In fiscal year 2017, building owner Lorenda Birch has plans to demolish her current structure and replace it with a mixed-use building, Irwin said. The first floor will contain retail space and the second and third floors will have employee housing.

“It’s a really small project, but it has a significant impact on the downtown area,” he said.

The three prior demolition grants went to projects on South Baltimore Avenue and Dorchester Street, 11th Street and the Boardwalk and Somerset Street between South Baltimore and South Philadelphia Avenues, where Fat Daddy’s, the upcoming Royalton Hotel and a parking lot now reside.

“We’ve been able to spend it in a quick fashion,” Irwin said.

The OCDC applied for the four grants in July of this year, and secured three of the 49 Community Legacy grants and one of the 15 Strategic Demolition grants.

Irwin said the OCDC will announce the new funding opportunities to business and resident owners soon, but said the corporation will not receive the grant money until it is reimbursed by the state.

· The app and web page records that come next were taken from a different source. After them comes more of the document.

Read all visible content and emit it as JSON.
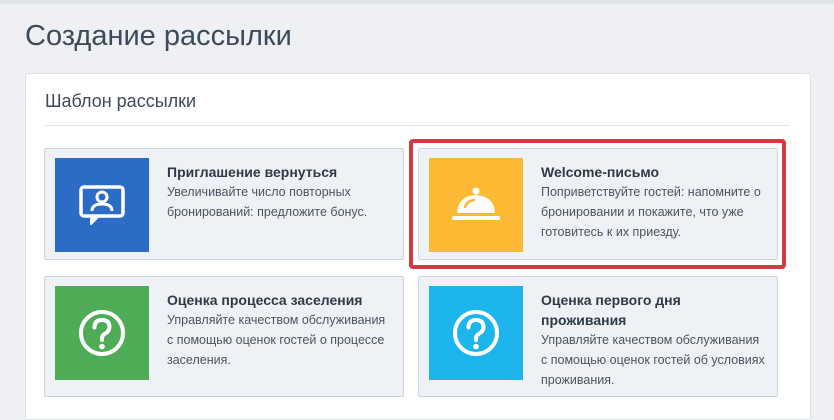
{
  "page": {
    "title": "Создание рассылки"
  },
  "panel": {
    "title": "Шаблон рассылки"
  },
  "cards": [
    {
      "title": "Приглашение вернуться",
      "description": "Увеличивайте число повторных бронирований: предложите бонус.",
      "color": "#2a6cc6",
      "icon": "contact-card-icon"
    },
    {
      "title": "Welcome-письмо",
      "description": "Поприветствуйте гостей: напомните о бронировании и покажите, что уже готовитесь к их приезду.",
      "color": "#fbb934",
      "icon": "service-bell-icon",
      "selected": true,
      "highlight_color": "#d33a3f"
    },
    {
      "title": "Оценка процесса заселения",
      "description": "Управляйте качеством обслуживания с помощью оценок гостей о процессе заселения.",
      "color": "#4fac56",
      "icon": "question-circle-icon"
    },
    {
      "title": "Оценка первого дня проживания",
      "description": "Управляйте качеством обслуживания с помощью оценок гостей об условиях проживания.",
      "color": "#1cb5ee",
      "icon": "question-circle-icon"
    }
  ]
}
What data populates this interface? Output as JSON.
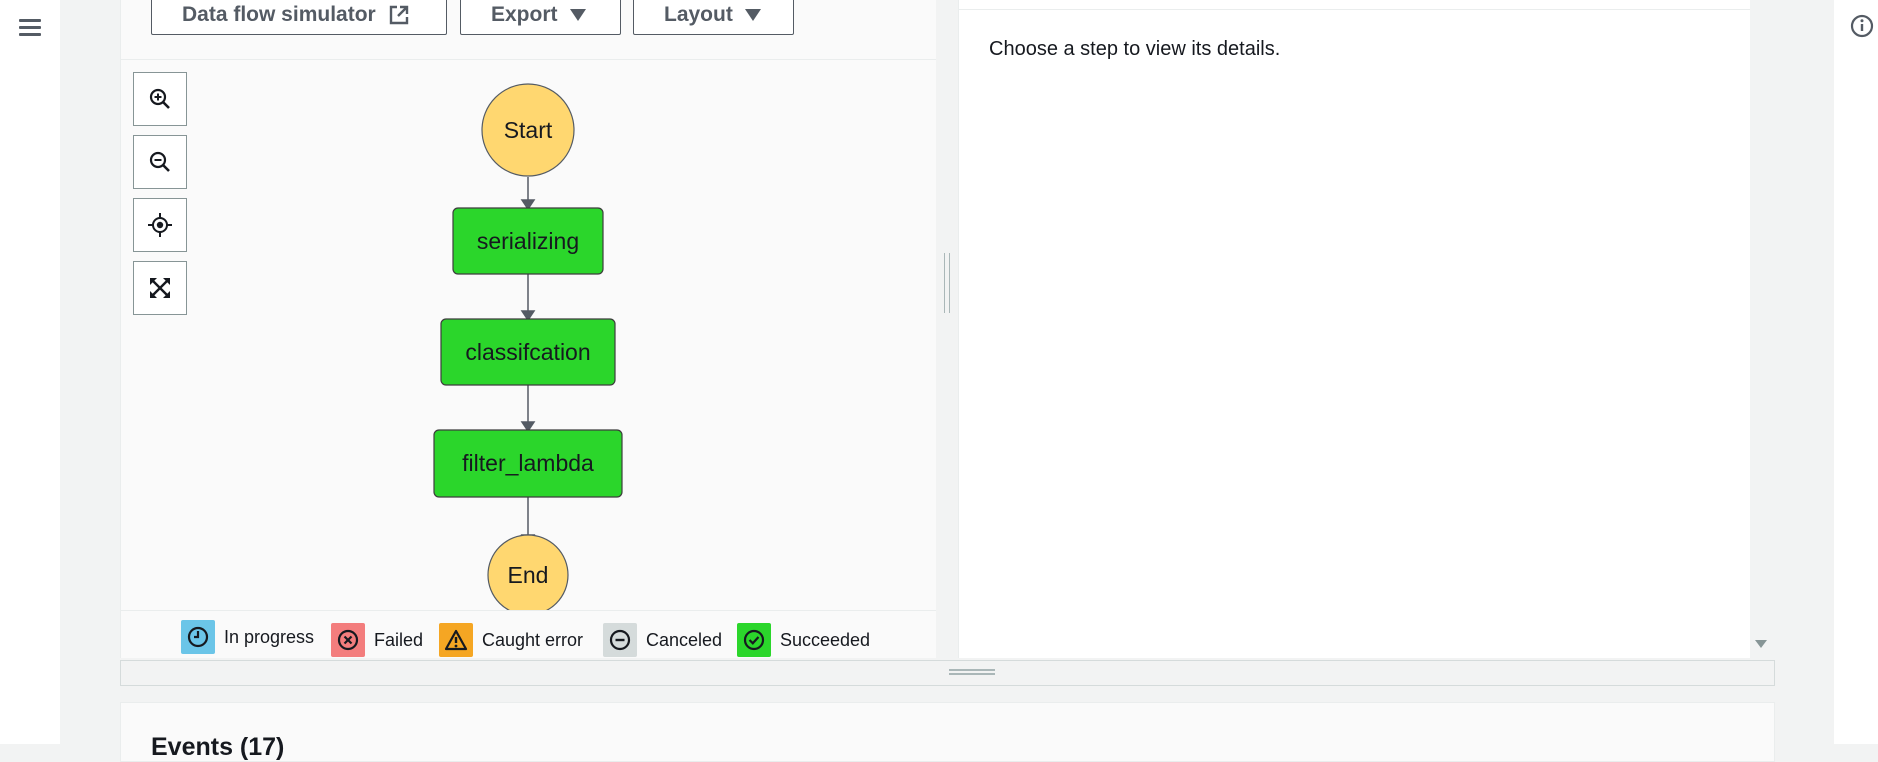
{
  "toolbar": {
    "data_flow_simulator_label": "Data flow simulator",
    "export_label": "Export",
    "layout_label": "Layout"
  },
  "zoom_controls": [
    "zoom-in-icon",
    "zoom-out-icon",
    "center-icon",
    "fit-to-screen-icon"
  ],
  "graph": {
    "nodes": [
      {
        "label": "Start",
        "shape": "circle",
        "color": "#ffd770"
      },
      {
        "label": "serializing",
        "shape": "rect",
        "color": "#2bd62b"
      },
      {
        "label": "classifcation",
        "shape": "rect",
        "color": "#2bd62b"
      },
      {
        "label": "filter_lambda",
        "shape": "rect",
        "color": "#2bd62b"
      },
      {
        "label": "End",
        "shape": "circle",
        "color": "#ffd770"
      }
    ]
  },
  "legend": {
    "in_progress": {
      "label": "In progress",
      "color": "#6bc5e8",
      "icon": "clock-icon"
    },
    "failed": {
      "label": "Failed",
      "color": "#f37d7d",
      "icon": "x-circle-icon"
    },
    "caught_error": {
      "label": "Caught error",
      "color": "#f5a623",
      "icon": "warning-icon"
    },
    "canceled": {
      "label": "Canceled",
      "color": "#d5dbdb",
      "icon": "minus-circle-icon"
    },
    "succeeded": {
      "label": "Succeeded",
      "color": "#2bd62b",
      "icon": "check-circle-icon"
    }
  },
  "details": {
    "empty_text": "Choose a step to view its details."
  },
  "events": {
    "title": "Events (17)"
  }
}
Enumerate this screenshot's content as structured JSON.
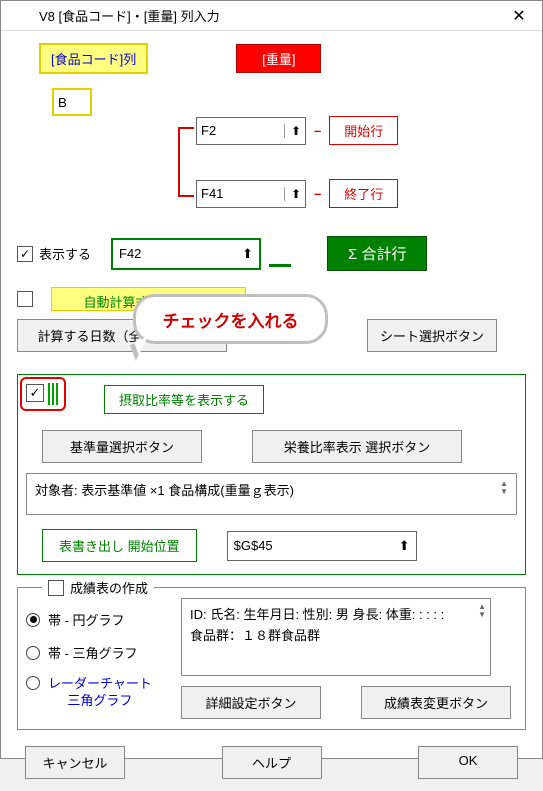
{
  "window": {
    "title": "V8 [食品コード]・[重量] 列入力"
  },
  "headers": {
    "food_code_col": "[食品コード]列",
    "weight": "[重量]"
  },
  "fields": {
    "col_letter": "B",
    "start_cell": "F2",
    "end_cell": "F41",
    "sum_cell": "F42",
    "export_cell": "$G$45"
  },
  "labels": {
    "start_row": "開始行",
    "end_row": "終了行",
    "show": "表示する",
    "sum_row": "Σ 合計行",
    "auto_calc": "自動計算式を埋め込む",
    "calc_days_btn": "計算する日数（全シート数）",
    "sheet_select_btn": "シート選択ボタン",
    "ratio_display": "摂取比率等を表示する",
    "std_select_btn": "基準量選択ボタン",
    "nut_ratio_btn": "栄養比率表示 選択ボタン",
    "target_text": "対象者: 表示基準値 ×1  食品構成(重量ｇ表示)",
    "export_label": "表書き出し 開始位置",
    "result_create": "成績表の作成",
    "radio_pie": "帯 - 円グラフ",
    "radio_tri": "帯 - 三角グラフ",
    "radio_radar": "レーダーチャート\n三角グラフ",
    "info_line1": "ID:  氏名:  生年月日:  性別: 男 身長:  体重:  :  :  :  :",
    "info_line2": "食品群：１８群食品群",
    "detail_btn": "詳細設定ボタン",
    "change_btn": "成績表変更ボタン",
    "cancel": "キャンセル",
    "help": "ヘルプ",
    "ok": "OK"
  },
  "callout": {
    "text": "チェックを入れる"
  },
  "state": {
    "show_checked": true,
    "auto_checked": false,
    "ratio_checked": true,
    "result_checked": false,
    "radio_selected": 0
  }
}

Three government entities in Worcester and Wicomico Counties also received Community Legacy grants through the state.

The Town of Snow Hill and Pocomoke received $60,000 and $50,000 respectively for commercial and mixed-used buildings, and The City of Salisbury received $50,000 for a building rehabilitation program within the Downtown Historic District.

Irwin said the OCDC has invested $5.7 million into the Façade Improvement Program since its genesis, and grant money will now add to their investments in each program.

The façade improvement program provides a proportion of funds to exterior improvements, whereas the business assistance program provides money for fixed interior improvements. The green building initiative provides funds for energy-efficient improvements

“We’ve been very pleased with these grants,” Irwin said.